How has the currently divided political climate influenced the way you do your job? Have your interactions with readers changed in the last four years?

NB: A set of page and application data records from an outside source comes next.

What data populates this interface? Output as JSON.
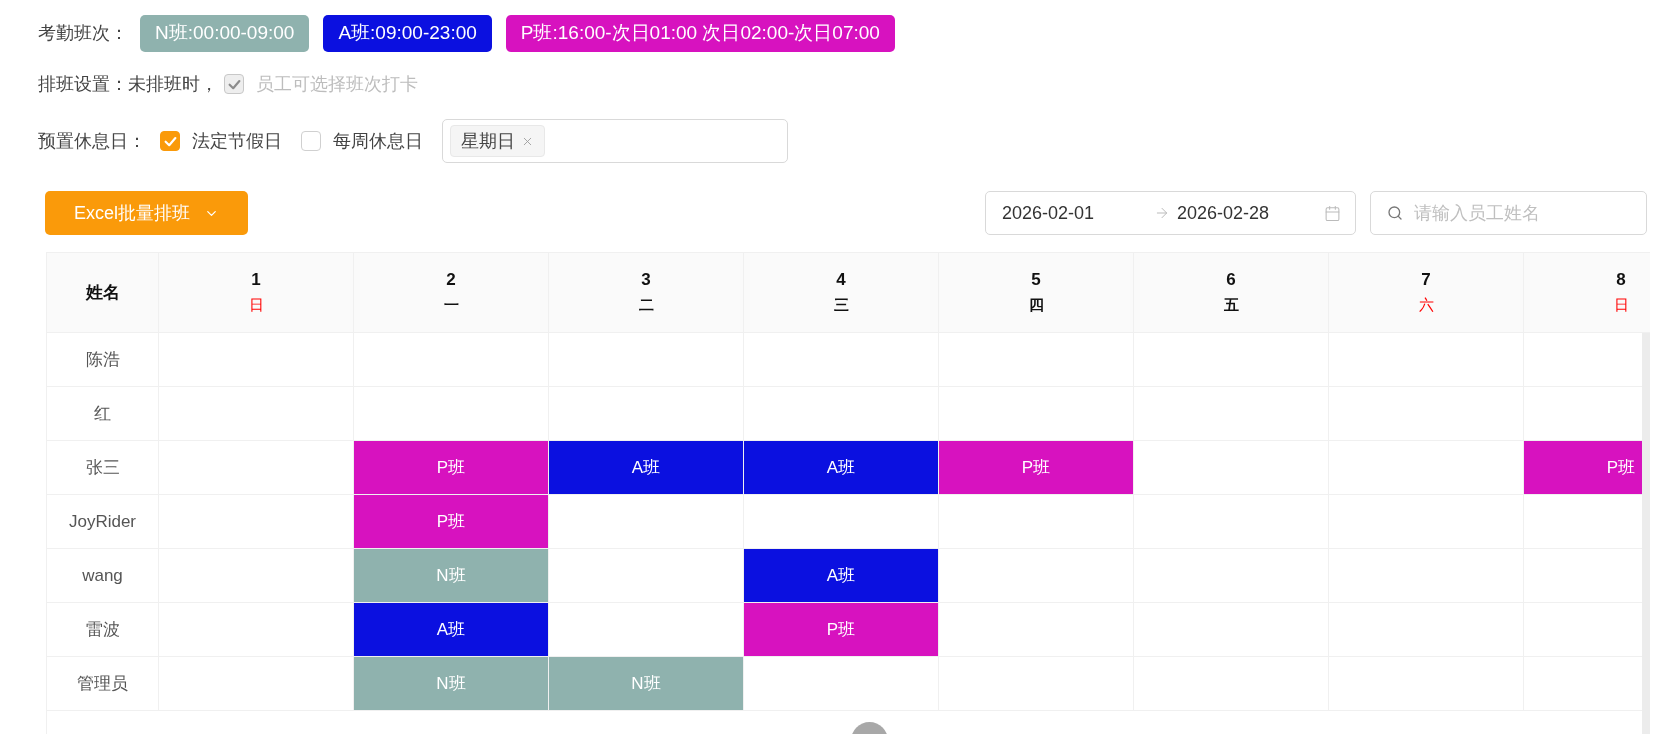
{
  "shift_legend": {
    "label": "考勤班次：",
    "shifts": [
      {
        "label": "N班:00:00-09:00",
        "color": "#8fb2ae"
      },
      {
        "label": "A班:09:00-23:00",
        "color": "#0b10e0"
      },
      {
        "label": "P班:16:00-次日01:00 次日02:00-次日07:00",
        "color": "#d712bf"
      }
    ]
  },
  "schedule_setting": {
    "label": "排班设置：",
    "prefix": "未排班时，",
    "option": {
      "label": "员工可选择班次打卡",
      "checked": true,
      "disabled": true
    }
  },
  "rest_days": {
    "label": "预置休息日：",
    "options": [
      {
        "label": "法定节假日",
        "checked": true
      },
      {
        "label": "每周休息日",
        "checked": false
      }
    ],
    "weekday_tags": [
      "星期日"
    ]
  },
  "toolbar": {
    "batch_button": "Excel批量排班",
    "date_range": {
      "start": "2026-02-01",
      "end": "2026-02-28"
    },
    "search": {
      "placeholder": "请输入员工姓名"
    }
  },
  "table": {
    "name_header": "姓名",
    "days": [
      {
        "day": "1",
        "weekday": "日",
        "weekend": true
      },
      {
        "day": "2",
        "weekday": "一",
        "weekend": false
      },
      {
        "day": "3",
        "weekday": "二",
        "weekend": false
      },
      {
        "day": "4",
        "weekday": "三",
        "weekend": false
      },
      {
        "day": "5",
        "weekday": "四",
        "weekend": false
      },
      {
        "day": "6",
        "weekday": "五",
        "weekend": false
      },
      {
        "day": "7",
        "weekday": "六",
        "weekend": true
      },
      {
        "day": "8",
        "weekday": "日",
        "weekend": true
      }
    ],
    "rows": [
      {
        "name": "陈浩",
        "cells": [
          {
            "kind": "empty"
          },
          {
            "kind": "empty"
          },
          {
            "kind": "empty"
          },
          {
            "kind": "empty"
          },
          {
            "kind": "empty"
          },
          {
            "kind": "empty"
          },
          {
            "kind": "empty"
          },
          {
            "kind": "empty"
          }
        ]
      },
      {
        "name": "红",
        "cells": [
          {
            "kind": "empty"
          },
          {
            "kind": "empty"
          },
          {
            "kind": "empty"
          },
          {
            "kind": "empty"
          },
          {
            "kind": "empty"
          },
          {
            "kind": "empty"
          },
          {
            "kind": "empty"
          },
          {
            "kind": "empty"
          }
        ]
      },
      {
        "name": "张三",
        "cells": [
          {
            "kind": "empty"
          },
          {
            "kind": "shift",
            "label": "P班",
            "color": "#d712bf"
          },
          {
            "kind": "shift",
            "label": "A班",
            "color": "#0b10e0"
          },
          {
            "kind": "shift",
            "label": "A班",
            "color": "#0b10e0"
          },
          {
            "kind": "shift",
            "label": "P班",
            "color": "#d712bf"
          },
          {
            "kind": "empty"
          },
          {
            "kind": "empty"
          },
          {
            "kind": "shift",
            "label": "P班",
            "color": "#d712bf"
          }
        ]
      },
      {
        "name": "JoyRider",
        "cells": [
          {
            "kind": "empty"
          },
          {
            "kind": "shift",
            "label": "P班",
            "color": "#d712bf"
          },
          {
            "kind": "empty"
          },
          {
            "kind": "empty"
          },
          {
            "kind": "empty"
          },
          {
            "kind": "empty"
          },
          {
            "kind": "empty"
          },
          {
            "kind": "empty"
          }
        ]
      },
      {
        "name": "wang",
        "cells": [
          {
            "kind": "empty"
          },
          {
            "kind": "shift",
            "label": "N班",
            "color": "#8fb2ae"
          },
          {
            "kind": "empty"
          },
          {
            "kind": "shift",
            "label": "A班",
            "color": "#0b10e0"
          },
          {
            "kind": "empty"
          },
          {
            "kind": "empty"
          },
          {
            "kind": "empty"
          },
          {
            "kind": "empty"
          }
        ]
      },
      {
        "name": "雷波",
        "cells": [
          {
            "kind": "empty"
          },
          {
            "kind": "shift",
            "label": "A班",
            "color": "#0b10e0"
          },
          {
            "kind": "empty"
          },
          {
            "kind": "shift",
            "label": "P班",
            "color": "#d712bf"
          },
          {
            "kind": "empty"
          },
          {
            "kind": "empty"
          },
          {
            "kind": "empty"
          },
          {
            "kind": "empty"
          }
        ]
      },
      {
        "name": "管理员",
        "cells": [
          {
            "kind": "empty"
          },
          {
            "kind": "shift",
            "label": "N班",
            "color": "#8fb2ae"
          },
          {
            "kind": "shift",
            "label": "N班",
            "color": "#8fb2ae"
          },
          {
            "kind": "empty"
          },
          {
            "kind": "empty"
          },
          {
            "kind": "empty"
          },
          {
            "kind": "empty"
          },
          {
            "kind": "empty"
          }
        ]
      }
    ]
  }
}
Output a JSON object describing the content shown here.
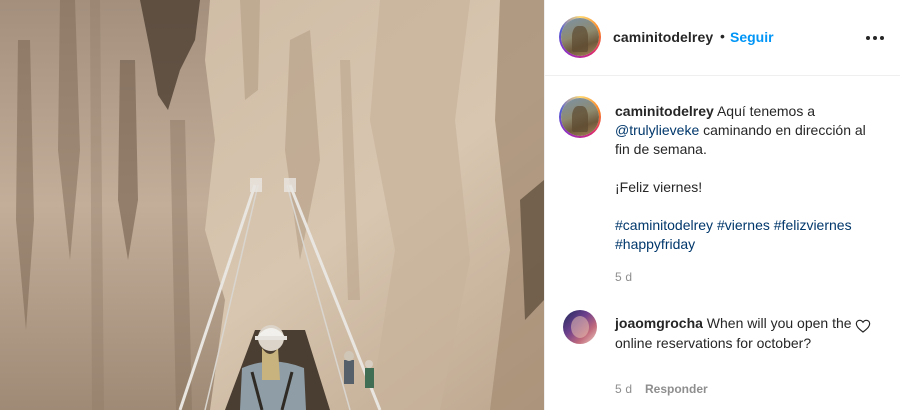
{
  "post": {
    "photo_alt": "",
    "header": {
      "username": "caminitodelrey",
      "separator": "•",
      "follow_label": "Seguir",
      "more_icon": "more-horizontal-icon"
    },
    "caption": {
      "username": "caminitodelrey",
      "text_before_mention": "Aquí tenemos a",
      "mention": "@trulylieveke",
      "text_after_mention": "caminando en dirección al fin de semana.",
      "line2": "¡Feliz viernes!",
      "hashtags": [
        "#caminitodelrey",
        "#viernes",
        "#felizviernes",
        "#happyfriday"
      ],
      "time": "5 d"
    },
    "comments": [
      {
        "username": "joaomgrocha",
        "text": "When will you open the online reservations for october?",
        "time": "5 d",
        "reply_label": "Responder",
        "like_icon": "heart-outline-icon"
      }
    ]
  },
  "colors": {
    "link_blue": "#0095f6",
    "mention_blue": "#00376b",
    "text": "#262626",
    "muted": "#8e8e8e",
    "border": "#efefef"
  }
}
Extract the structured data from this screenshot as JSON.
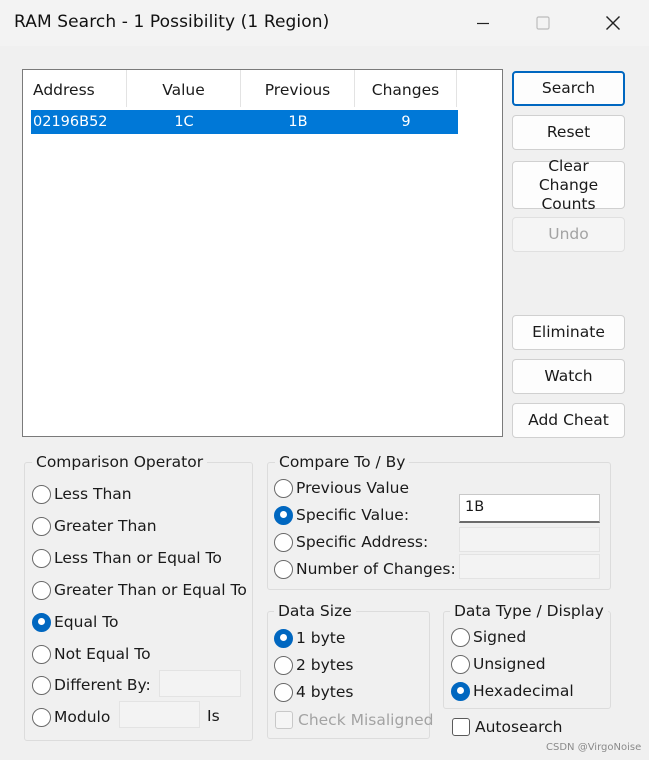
{
  "window": {
    "title": "RAM Search - 1 Possibility (1 Region)",
    "buttons": {
      "minimize": "minimize",
      "maximize": "maximize",
      "close": "close"
    }
  },
  "list": {
    "columns": [
      "Address",
      "Value",
      "Previous",
      "Changes"
    ],
    "rows": [
      {
        "address": "02196B52",
        "value": "1C",
        "previous": "1B",
        "changes": "9",
        "selected": true
      }
    ]
  },
  "buttons": {
    "search": "Search",
    "reset": "Reset",
    "clear_change_counts": "Clear Change Counts",
    "undo": "Undo",
    "eliminate": "Eliminate",
    "watch": "Watch",
    "add_cheat": "Add Cheat"
  },
  "comparison_operator": {
    "legend": "Comparison Operator",
    "options": [
      "Less Than",
      "Greater Than",
      "Less Than or Equal To",
      "Greater Than or Equal To",
      "Equal To",
      "Not Equal To",
      "Different By:",
      "Modulo"
    ],
    "selected": "Equal To",
    "different_by_value": "",
    "modulo_value": "",
    "modulo_suffix": "Is"
  },
  "compare_to": {
    "legend": "Compare To / By",
    "options": [
      "Previous Value",
      "Specific Value:",
      "Specific Address:",
      "Number of Changes:"
    ],
    "selected": "Specific Value:",
    "specific_value": "1B",
    "specific_address": "",
    "number_of_changes": ""
  },
  "data_size": {
    "legend": "Data Size",
    "options": [
      "1 byte",
      "2 bytes",
      "4 bytes"
    ],
    "selected": "1 byte",
    "check_misaligned": "Check Misaligned"
  },
  "data_type": {
    "legend": "Data Type / Display",
    "options": [
      "Signed",
      "Unsigned",
      "Hexadecimal"
    ],
    "selected": "Hexadecimal"
  },
  "autosearch": "Autosearch",
  "watermark": "CSDN @VirgoNoise",
  "colors": {
    "accent": "#0067c0",
    "selection": "#0078d7",
    "window_bg": "#f0f0f0"
  }
}
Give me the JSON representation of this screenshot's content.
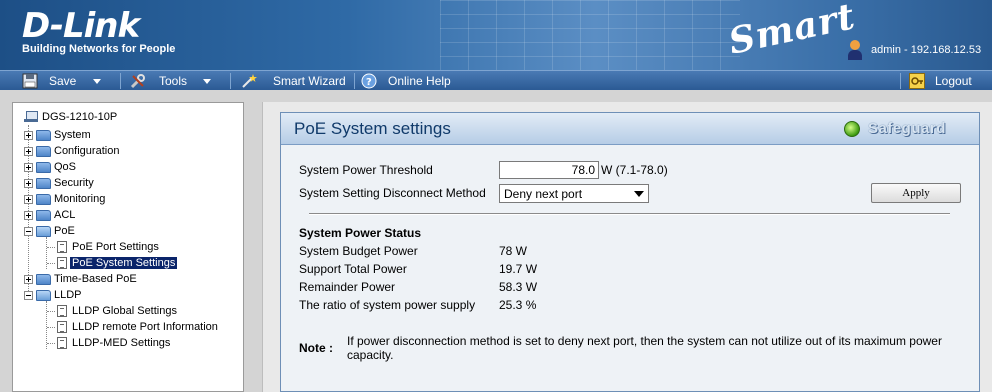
{
  "header": {
    "logo": "D-Link",
    "tagline": "Building Networks for People",
    "product_brand": "Smart",
    "user_info": "admin - 192.168.12.53"
  },
  "toolbar": {
    "save_label": "Save",
    "tools_label": "Tools",
    "smart_wizard_label": "Smart Wizard",
    "online_help_label": "Online Help",
    "logout_label": "Logout"
  },
  "tree": {
    "root": "DGS-1210-10P",
    "items": [
      {
        "label": "System"
      },
      {
        "label": "Configuration"
      },
      {
        "label": "QoS"
      },
      {
        "label": "Security"
      },
      {
        "label": "Monitoring"
      },
      {
        "label": "ACL"
      },
      {
        "label": "PoE"
      },
      {
        "label": "PoE Port Settings"
      },
      {
        "label": "PoE System Settings"
      },
      {
        "label": "Time-Based PoE"
      },
      {
        "label": "LLDP"
      },
      {
        "label": "LLDP Global Settings"
      },
      {
        "label": "LLDP remote Port Information"
      },
      {
        "label": "LLDP-MED Settings"
      }
    ]
  },
  "panel": {
    "title": "PoE System settings",
    "safeguard_label": "Safeguard",
    "threshold_label": "System Power Threshold",
    "threshold_value": "78.0",
    "threshold_unit": "W (7.1-78.0)",
    "method_label": "System Setting Disconnect Method",
    "method_value": "Deny next port",
    "apply_label": "Apply",
    "status_heading": "System Power Status",
    "status": [
      {
        "label": "System Budget Power",
        "value": "78 W"
      },
      {
        "label": "Support Total Power",
        "value": "19.7 W"
      },
      {
        "label": "Remainder Power",
        "value": "58.3 W"
      },
      {
        "label": "The ratio of system power supply",
        "value": "25.3 %"
      }
    ],
    "note_label": "Note :",
    "note_text": "If power disconnection method is set to deny next port, then the system can not utilize out of its maximum power capacity."
  },
  "colors": {
    "banner": "#2f6aa6",
    "toolbar": "#2b5a94",
    "selected": "#0a246a",
    "title_text": "#103a6a"
  }
}
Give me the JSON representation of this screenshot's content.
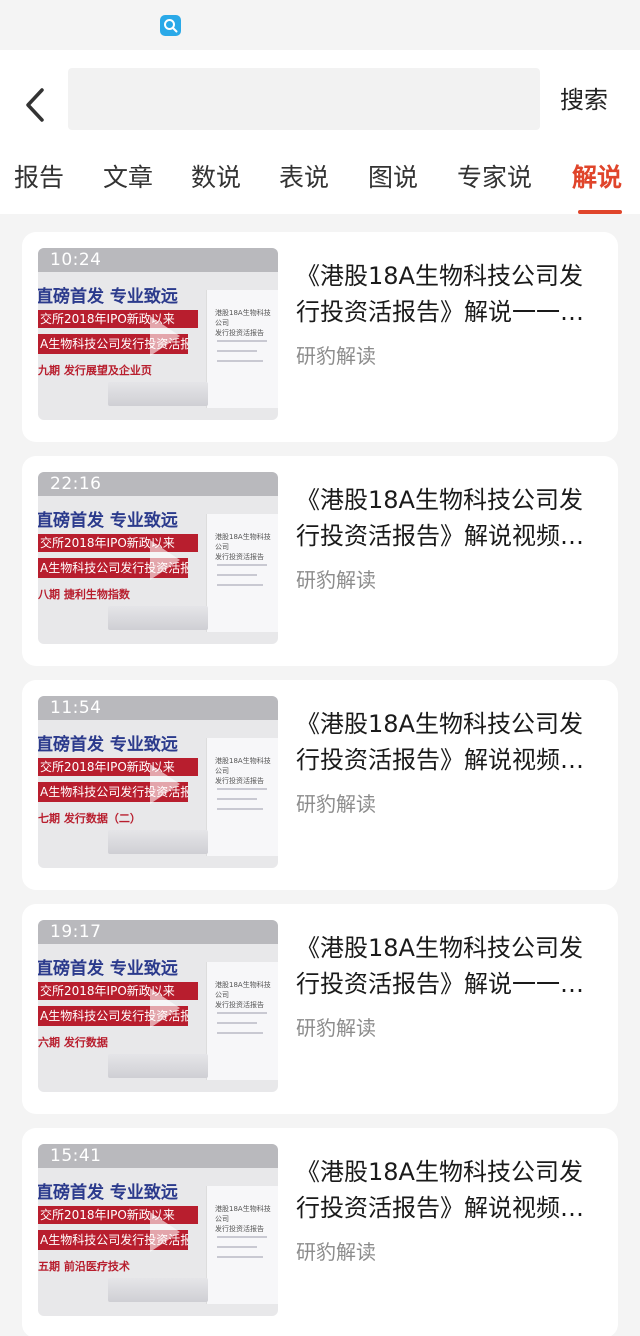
{
  "search": {
    "value": "",
    "button_label": "搜索"
  },
  "tabs": [
    {
      "label": "报告",
      "active": false
    },
    {
      "label": "文章",
      "active": false
    },
    {
      "label": "数说",
      "active": false
    },
    {
      "label": "表说",
      "active": false
    },
    {
      "label": "图说",
      "active": false
    },
    {
      "label": "专家说",
      "active": false
    },
    {
      "label": "解说",
      "active": true
    }
  ],
  "colors": {
    "accent": "#e0452b",
    "thumb_red": "#b81e2e",
    "thumb_blue": "#2b3a8c"
  },
  "thumbnail": {
    "slogan": "直磅首发 专业致远",
    "line1": "交所2018年IPO新政以来",
    "line2": "A生物科技公司发行投资活报告"
  },
  "items": [
    {
      "duration": "10:24",
      "title_line1": "《港股18A生物科技公司发",
      "title_line2": "行投资活报告》解说一一…",
      "source": "研豹解读",
      "episode": "九期 发行展望及企业页"
    },
    {
      "duration": "22:16",
      "title_line1": "《港股18A生物科技公司发",
      "title_line2": "行投资活报告》解说视频…",
      "source": "研豹解读",
      "episode": "八期 捷利生物指数"
    },
    {
      "duration": "11:54",
      "title_line1": "《港股18A生物科技公司发",
      "title_line2": "行投资活报告》解说视频…",
      "source": "研豹解读",
      "episode": "七期 发行数据（二）"
    },
    {
      "duration": "19:17",
      "title_line1": "《港股18A生物科技公司发",
      "title_line2": "行投资活报告》解说一一…",
      "source": "研豹解读",
      "episode": "六期 发行数据"
    },
    {
      "duration": "15:41",
      "title_line1": "《港股18A生物科技公司发",
      "title_line2": "行投资活报告》解说视频…",
      "source": "研豹解读",
      "episode": "五期 前沿医疗技术"
    }
  ]
}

Well, I think it’s changed even over a longer period as politics have become more polarized and people — at least some people in the debate — have gotten more on edge and more ready to react to any slight, and it’s become much more of a blood sport. I think 20 years ago I’d get a letter to the editor that was sort of mildly angry. Right now, virtually any cartoon I do is jumped on. And because the comments online are mostly anonymous, they get pretty nasty and not very intelligent. … Often the comments section online starts with my cartoon, but very quickly degenerates into the commentators going after each other. Some days my main function is just to keep them going. And it’s definitely a phenomenon both left and right, but probably more pronounced from the right for me, especially because I picked on Donald Trump so much. I’m definitely not popular among Republicans. But in Seattle, of course, you’ve got a different dynamic, where the shrillness is often on the left. And so I get it from them, too. It sort of goes with the territory and in a way, that’s what my book is trying to illustrate, just the divisions and the craziness we’re all living in now.